Problem:
Please return every line of the records below that holds the word "JSON".

Data extract:

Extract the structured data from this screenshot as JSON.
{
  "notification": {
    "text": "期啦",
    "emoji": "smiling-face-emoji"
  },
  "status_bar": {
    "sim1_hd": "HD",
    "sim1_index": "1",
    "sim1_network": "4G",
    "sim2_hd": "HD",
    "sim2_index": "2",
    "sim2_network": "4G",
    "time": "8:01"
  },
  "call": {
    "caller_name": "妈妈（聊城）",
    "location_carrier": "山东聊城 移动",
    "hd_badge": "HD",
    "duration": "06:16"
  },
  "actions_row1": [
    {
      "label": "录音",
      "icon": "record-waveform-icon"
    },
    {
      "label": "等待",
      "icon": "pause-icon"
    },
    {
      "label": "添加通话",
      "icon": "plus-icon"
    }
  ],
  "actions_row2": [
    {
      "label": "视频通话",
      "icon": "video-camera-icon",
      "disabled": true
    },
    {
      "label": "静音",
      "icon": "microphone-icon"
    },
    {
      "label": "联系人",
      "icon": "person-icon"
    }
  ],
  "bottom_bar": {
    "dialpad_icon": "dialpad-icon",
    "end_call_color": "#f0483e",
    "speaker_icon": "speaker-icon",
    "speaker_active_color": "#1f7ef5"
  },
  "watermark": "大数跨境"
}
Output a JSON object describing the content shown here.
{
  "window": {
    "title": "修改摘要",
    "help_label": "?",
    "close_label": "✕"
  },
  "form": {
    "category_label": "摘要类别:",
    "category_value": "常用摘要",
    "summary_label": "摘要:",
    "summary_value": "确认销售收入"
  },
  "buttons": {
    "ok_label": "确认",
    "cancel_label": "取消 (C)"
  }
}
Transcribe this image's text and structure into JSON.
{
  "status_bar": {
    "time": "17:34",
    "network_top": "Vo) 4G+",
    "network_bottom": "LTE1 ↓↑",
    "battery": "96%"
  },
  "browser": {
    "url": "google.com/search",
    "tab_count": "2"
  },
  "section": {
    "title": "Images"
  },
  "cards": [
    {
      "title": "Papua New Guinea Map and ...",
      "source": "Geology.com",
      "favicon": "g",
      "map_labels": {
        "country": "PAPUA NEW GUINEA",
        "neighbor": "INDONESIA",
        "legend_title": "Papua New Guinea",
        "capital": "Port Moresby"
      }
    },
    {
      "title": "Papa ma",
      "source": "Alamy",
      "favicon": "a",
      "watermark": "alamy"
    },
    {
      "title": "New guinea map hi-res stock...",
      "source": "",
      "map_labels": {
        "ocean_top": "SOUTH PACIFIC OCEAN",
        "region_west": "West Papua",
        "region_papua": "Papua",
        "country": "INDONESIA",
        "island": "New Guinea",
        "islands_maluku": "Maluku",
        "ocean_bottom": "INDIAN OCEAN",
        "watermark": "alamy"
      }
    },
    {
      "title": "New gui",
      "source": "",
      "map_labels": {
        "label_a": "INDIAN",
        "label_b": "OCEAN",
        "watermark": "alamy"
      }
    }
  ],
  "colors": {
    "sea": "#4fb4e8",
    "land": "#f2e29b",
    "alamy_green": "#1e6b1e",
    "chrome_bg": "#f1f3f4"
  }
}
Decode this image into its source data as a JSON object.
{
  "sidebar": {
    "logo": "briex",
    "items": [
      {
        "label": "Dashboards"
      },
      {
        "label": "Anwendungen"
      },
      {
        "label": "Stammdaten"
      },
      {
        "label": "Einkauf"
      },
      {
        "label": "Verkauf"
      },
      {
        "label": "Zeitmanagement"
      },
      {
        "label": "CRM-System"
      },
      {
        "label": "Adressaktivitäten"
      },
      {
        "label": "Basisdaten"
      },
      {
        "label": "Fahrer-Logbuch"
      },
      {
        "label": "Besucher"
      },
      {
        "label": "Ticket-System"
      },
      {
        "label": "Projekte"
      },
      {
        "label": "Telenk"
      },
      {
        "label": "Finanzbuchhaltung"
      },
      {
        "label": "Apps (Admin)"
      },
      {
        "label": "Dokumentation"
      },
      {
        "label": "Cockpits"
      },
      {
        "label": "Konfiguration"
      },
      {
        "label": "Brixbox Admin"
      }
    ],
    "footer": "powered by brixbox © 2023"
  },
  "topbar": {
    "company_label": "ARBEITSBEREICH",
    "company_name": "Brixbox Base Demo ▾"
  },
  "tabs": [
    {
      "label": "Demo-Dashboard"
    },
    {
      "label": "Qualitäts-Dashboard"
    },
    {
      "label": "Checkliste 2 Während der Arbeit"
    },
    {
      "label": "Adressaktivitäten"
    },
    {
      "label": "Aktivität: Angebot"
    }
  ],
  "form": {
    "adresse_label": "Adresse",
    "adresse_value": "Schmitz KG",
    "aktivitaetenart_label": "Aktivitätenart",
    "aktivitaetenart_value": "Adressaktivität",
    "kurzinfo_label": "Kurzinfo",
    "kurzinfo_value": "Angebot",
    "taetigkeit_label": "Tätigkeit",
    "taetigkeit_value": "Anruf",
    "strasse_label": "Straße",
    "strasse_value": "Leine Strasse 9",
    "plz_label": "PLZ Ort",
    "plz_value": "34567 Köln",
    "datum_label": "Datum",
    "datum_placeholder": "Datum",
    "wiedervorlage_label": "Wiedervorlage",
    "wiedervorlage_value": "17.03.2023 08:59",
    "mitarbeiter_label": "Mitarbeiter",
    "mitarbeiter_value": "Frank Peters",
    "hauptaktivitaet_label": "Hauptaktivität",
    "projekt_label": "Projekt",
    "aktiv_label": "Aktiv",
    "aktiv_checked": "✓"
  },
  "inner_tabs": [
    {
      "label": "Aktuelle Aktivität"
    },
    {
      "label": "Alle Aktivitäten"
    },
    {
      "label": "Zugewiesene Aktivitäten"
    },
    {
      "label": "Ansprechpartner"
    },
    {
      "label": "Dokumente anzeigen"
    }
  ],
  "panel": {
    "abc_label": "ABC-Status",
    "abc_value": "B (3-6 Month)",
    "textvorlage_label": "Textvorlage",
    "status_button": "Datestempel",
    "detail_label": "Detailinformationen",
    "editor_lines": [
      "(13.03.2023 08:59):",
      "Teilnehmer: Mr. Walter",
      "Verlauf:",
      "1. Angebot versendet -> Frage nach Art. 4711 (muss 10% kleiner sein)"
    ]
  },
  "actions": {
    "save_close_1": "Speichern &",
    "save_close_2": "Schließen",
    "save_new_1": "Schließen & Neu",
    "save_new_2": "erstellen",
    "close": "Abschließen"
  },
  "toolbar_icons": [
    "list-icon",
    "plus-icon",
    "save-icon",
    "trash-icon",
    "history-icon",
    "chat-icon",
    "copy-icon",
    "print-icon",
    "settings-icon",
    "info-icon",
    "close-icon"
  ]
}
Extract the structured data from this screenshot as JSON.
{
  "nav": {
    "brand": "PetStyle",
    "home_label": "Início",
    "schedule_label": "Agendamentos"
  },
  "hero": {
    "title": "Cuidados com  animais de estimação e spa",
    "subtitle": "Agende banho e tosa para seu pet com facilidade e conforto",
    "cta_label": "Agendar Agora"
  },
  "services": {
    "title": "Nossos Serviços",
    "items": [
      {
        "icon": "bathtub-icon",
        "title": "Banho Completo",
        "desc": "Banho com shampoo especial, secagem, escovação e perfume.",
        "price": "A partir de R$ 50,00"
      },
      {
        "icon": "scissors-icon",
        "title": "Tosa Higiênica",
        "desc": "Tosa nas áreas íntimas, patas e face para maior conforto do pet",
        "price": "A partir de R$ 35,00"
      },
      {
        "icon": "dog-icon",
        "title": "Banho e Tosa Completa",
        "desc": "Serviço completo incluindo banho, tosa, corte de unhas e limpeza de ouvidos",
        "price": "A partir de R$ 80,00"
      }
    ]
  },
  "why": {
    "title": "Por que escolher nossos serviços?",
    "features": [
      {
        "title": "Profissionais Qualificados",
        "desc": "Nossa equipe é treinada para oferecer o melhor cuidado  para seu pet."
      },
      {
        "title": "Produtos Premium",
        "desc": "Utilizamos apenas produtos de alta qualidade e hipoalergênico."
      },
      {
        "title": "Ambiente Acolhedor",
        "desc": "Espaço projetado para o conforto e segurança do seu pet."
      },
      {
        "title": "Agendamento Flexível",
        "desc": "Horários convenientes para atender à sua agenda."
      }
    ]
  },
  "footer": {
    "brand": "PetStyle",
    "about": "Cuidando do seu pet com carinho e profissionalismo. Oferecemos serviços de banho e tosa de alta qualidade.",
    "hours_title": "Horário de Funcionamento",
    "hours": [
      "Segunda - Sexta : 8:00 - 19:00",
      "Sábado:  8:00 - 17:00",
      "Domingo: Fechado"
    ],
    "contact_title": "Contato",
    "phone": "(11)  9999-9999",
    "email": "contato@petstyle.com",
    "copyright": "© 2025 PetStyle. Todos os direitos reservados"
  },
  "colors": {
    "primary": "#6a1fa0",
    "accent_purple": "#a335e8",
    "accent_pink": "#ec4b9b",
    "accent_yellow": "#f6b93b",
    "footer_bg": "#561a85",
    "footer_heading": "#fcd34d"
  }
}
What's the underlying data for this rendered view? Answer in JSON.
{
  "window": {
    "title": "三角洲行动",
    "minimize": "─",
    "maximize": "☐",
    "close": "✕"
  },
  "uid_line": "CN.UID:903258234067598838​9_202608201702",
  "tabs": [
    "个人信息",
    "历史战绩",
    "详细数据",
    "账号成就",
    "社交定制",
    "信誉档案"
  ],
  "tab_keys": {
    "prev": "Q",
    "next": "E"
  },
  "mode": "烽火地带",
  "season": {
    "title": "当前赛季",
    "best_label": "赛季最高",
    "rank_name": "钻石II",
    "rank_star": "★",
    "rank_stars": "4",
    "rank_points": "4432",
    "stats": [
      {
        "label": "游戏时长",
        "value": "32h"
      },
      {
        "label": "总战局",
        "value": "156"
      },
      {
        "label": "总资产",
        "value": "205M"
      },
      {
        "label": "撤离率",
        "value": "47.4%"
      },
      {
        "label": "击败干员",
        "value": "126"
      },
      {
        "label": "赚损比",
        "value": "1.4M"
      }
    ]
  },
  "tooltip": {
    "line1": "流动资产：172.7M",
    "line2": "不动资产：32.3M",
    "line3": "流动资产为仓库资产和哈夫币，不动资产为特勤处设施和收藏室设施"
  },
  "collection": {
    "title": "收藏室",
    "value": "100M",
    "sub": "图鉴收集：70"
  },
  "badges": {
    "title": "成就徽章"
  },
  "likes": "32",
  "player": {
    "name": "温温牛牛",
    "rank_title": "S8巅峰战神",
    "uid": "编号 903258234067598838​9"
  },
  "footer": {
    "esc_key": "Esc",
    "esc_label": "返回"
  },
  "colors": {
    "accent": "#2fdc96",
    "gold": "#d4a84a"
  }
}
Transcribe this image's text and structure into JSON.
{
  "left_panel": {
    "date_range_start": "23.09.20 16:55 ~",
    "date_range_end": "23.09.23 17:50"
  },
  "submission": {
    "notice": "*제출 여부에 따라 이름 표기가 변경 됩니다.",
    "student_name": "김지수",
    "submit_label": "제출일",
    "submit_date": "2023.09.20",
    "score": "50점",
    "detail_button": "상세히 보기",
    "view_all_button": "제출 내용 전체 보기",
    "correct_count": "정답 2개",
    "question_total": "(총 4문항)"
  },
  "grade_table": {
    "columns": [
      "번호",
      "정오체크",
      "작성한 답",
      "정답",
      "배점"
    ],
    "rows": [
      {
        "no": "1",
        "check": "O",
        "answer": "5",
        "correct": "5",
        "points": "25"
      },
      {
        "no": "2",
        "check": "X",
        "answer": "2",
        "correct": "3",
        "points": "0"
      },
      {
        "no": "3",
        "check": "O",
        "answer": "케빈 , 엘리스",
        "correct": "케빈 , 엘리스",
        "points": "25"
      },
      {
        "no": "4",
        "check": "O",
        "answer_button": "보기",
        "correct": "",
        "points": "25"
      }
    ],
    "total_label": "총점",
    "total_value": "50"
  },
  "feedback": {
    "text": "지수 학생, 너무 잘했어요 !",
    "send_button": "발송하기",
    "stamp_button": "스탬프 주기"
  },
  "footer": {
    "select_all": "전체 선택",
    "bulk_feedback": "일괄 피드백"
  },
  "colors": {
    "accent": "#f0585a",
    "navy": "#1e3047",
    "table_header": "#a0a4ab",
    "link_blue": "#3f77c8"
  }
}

Answer for the task:
Extract the structured data from this screenshot as JSON.
Output a JSON object describing the content shown here.
Transcribe this image's text and structure into JSON.
Decode this image into its source data as a JSON object.
Extract the structured data from this screenshot as JSON.
What's the underlying data for this rendered view? Answer in JSON.
Transcribe this image's text and structure into JSON.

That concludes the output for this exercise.